As I have no doubt that you've already hurried out to see the Watchmen, I respectfully submit some reading suggestions to follow up the experience.
First, cleanse your palate with Superman: Brainiac (by Johns and Frank). This is a straight up, mainstream, super-hero adventure. But . . . Johns captures a sense of grandeur and a depth of emotion that will catch you by surprise. He manages to capture the best of Superman, making the book feel both classic (recalling the feeling of Superman: the Movie, in particular) and completely fresh at the same time. This has got Superman and his cousin Supergirl facing a terrifying threat from long-dead Krypton in a battle which has unexpected, and tragic, repercussions. It doesn't hurt that Frank's figural work and action are about the best in modern mainstream comics. I swear, you will be able to hear Christopher Reeve speaking when you see his Superman.
Then, dip into something decidedly darker and stranger with Omega the Unknown (by Lethem and Dalrymple). Novelist Lethem updates the obscures 1970's hero with the story of an alienated teen who starts off by learning that his recently deceased parents were actually robots and ends up with a connection to one very, very unusual super-hero. Intelligent, disturbing and filled with characters that are complex in both motive and morality, Omega is one of Watchmen's worthy successors.
Finally, if the movie has prompted you to take a look back at your much-thumbed or brand new copy of Watchmen, here's something you might not have noticed. Chapter 5 ("Fearful Symmetry") is perfectly visually symmetrical. The first page composition and color scheme matches that of the last page exactly. The second page matches the second to last, and so on, right to a dramatic meeting right in the middle. Just one more way that Watchmen used the sequential art form like nothing before it ever had.

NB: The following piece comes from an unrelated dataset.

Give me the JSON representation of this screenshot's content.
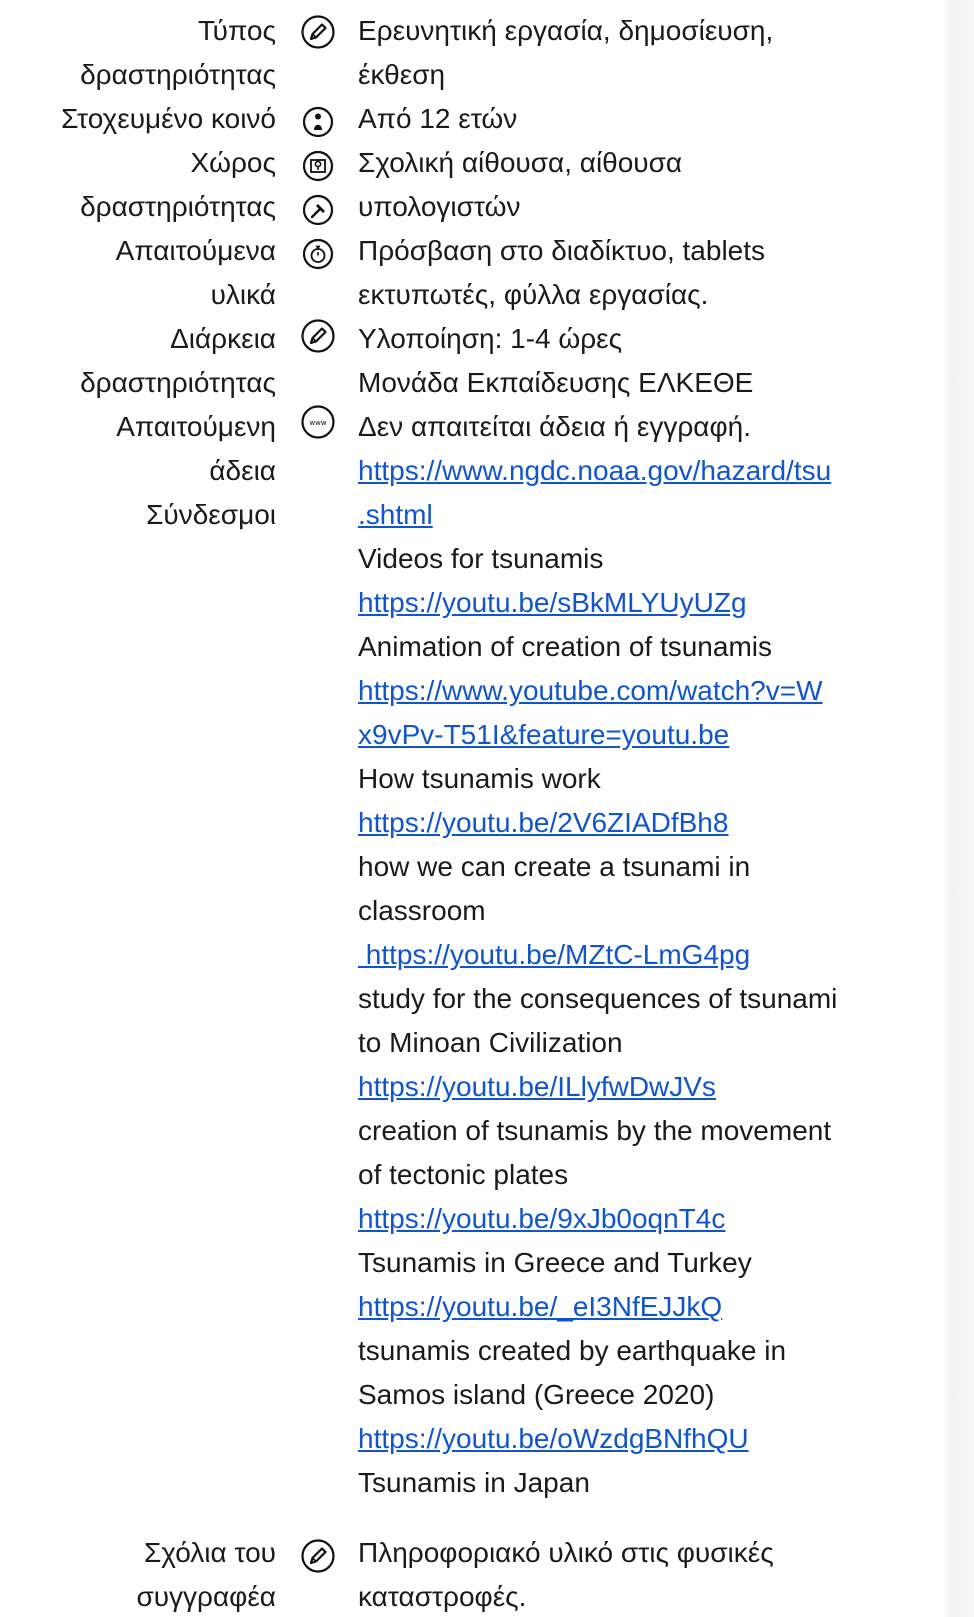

Hopefully, this will keep you until you head back to the theater for a second viewing.